Requirement: Within the entries below, find each line containing the word "상품제작" and copy it.

Data to process:
=== Begin Enclosure ===
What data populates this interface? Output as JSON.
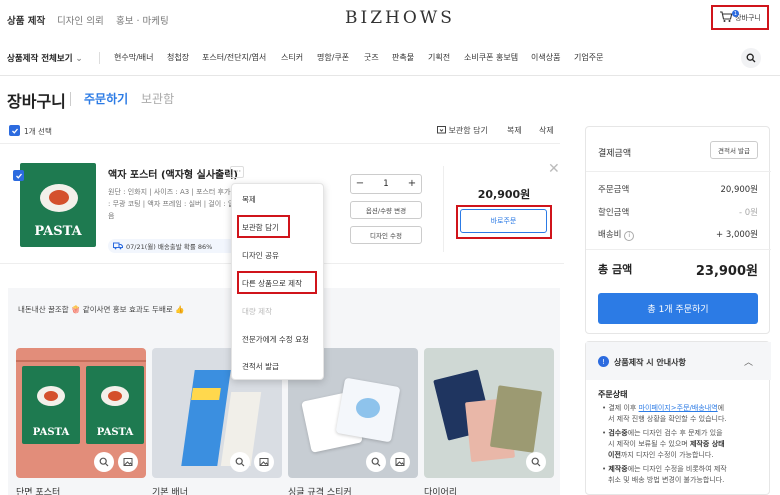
{
  "top_nav": {
    "links": [
      "상품 제작",
      "디자인 의뢰",
      "홍보 · 마케팅"
    ],
    "logo": "BIZHOWS",
    "cart_label": "장바구니",
    "cart_count": "1"
  },
  "category_nav": {
    "all_label": "상품제작 전체보기",
    "items": [
      "현수막/배너",
      "청첩장",
      "포스터/전단지/엽서",
      "스티커",
      "명함/쿠폰",
      "굿즈",
      "판촉물",
      "기획전",
      "소비쿠폰 홍보템",
      "이색상품",
      "기업주문"
    ]
  },
  "page": {
    "title": "장바구니",
    "tabs": [
      "주문하기",
      "보관함"
    ]
  },
  "selection": {
    "label": "1개 선택",
    "actions": [
      "보관함 담기",
      "복제",
      "삭제"
    ]
  },
  "cart_item": {
    "name": "액자 포스터 (액자형 실사출력)",
    "more": "···",
    "options": "원단 : 인화지 | 사이즈 : A3 | 포스터 후가공 : 무광 코팅 | 액자 프레임 : 실버 | 걸이 : 없음",
    "thumb_text": "PASTA",
    "shipping": "07/21(월) 배송출발 확률 86%",
    "quantity": "1",
    "qty_minus": "−",
    "qty_plus": "+",
    "btn_change": "옵션/수량 변경",
    "btn_edit": "디자인 수정",
    "price": "20,900원",
    "buy_now": "바로주문",
    "close": "✕"
  },
  "dropdown_menu": {
    "items": [
      "복제",
      "보관함 담기",
      "디자인 공유",
      "다른 상품으로 제작",
      "대량 제작",
      "전문가에게 수정 요청",
      "견적서 발급"
    ]
  },
  "promo": {
    "text": "내돈내산 꿀조합 🍿 같이사면 홍보 효과도 두배로 👍",
    "cards": [
      "단면 포스터",
      "기본 배너",
      "싱글 규격 스티커",
      "다이어리"
    ],
    "poster_text": "PASTA"
  },
  "summary": {
    "title": "결제금액",
    "quote_btn": "견적서 발급",
    "rows": [
      {
        "label": "주문금액",
        "value": "20,900원"
      },
      {
        "label": "할인금액",
        "value": "- 0원"
      },
      {
        "label": "배송비",
        "value": "+ 3,000원"
      }
    ],
    "total_label": "총 금액",
    "total_value": "23,900원",
    "order_button": "총 1개 주문하기"
  },
  "guide": {
    "title": "상품제작 시 안내사항",
    "subtitle": "주문상태",
    "lines": [
      {
        "pre": "결제 이후 ",
        "link": "마이페이지>주문/배송내역",
        "post": "에"
      },
      {
        "pre": "서 제작 진행 상황을 확인할 수 있습니다.",
        "link": "",
        "post": ""
      },
      {
        "pre": "검수중",
        "link": "",
        "post": "에는 디자인 검수 후 문제가 있을"
      },
      {
        "pre": "시 제작이 보류될 수 있으며 ",
        "link": "",
        "post": "제작중 상태"
      },
      {
        "pre": "이전",
        "link": "",
        "post": "까지 디자인 수정이 가능합니다."
      },
      {
        "pre": "제작중",
        "link": "",
        "post": "에는 디자인 수정을 비롯하여 제작"
      },
      {
        "pre": "취소 및 배송 방법 변경이 불가능합니다.",
        "link": "",
        "post": ""
      }
    ]
  },
  "colors": {
    "accent": "#2c7be5",
    "highlight": "#d0141b",
    "poster_green": "#1e7a50"
  }
}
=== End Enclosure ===
Solution for this exercise:
    "all_label": "상품제작 전체보기",
    "title": "상품제작 시 안내사항",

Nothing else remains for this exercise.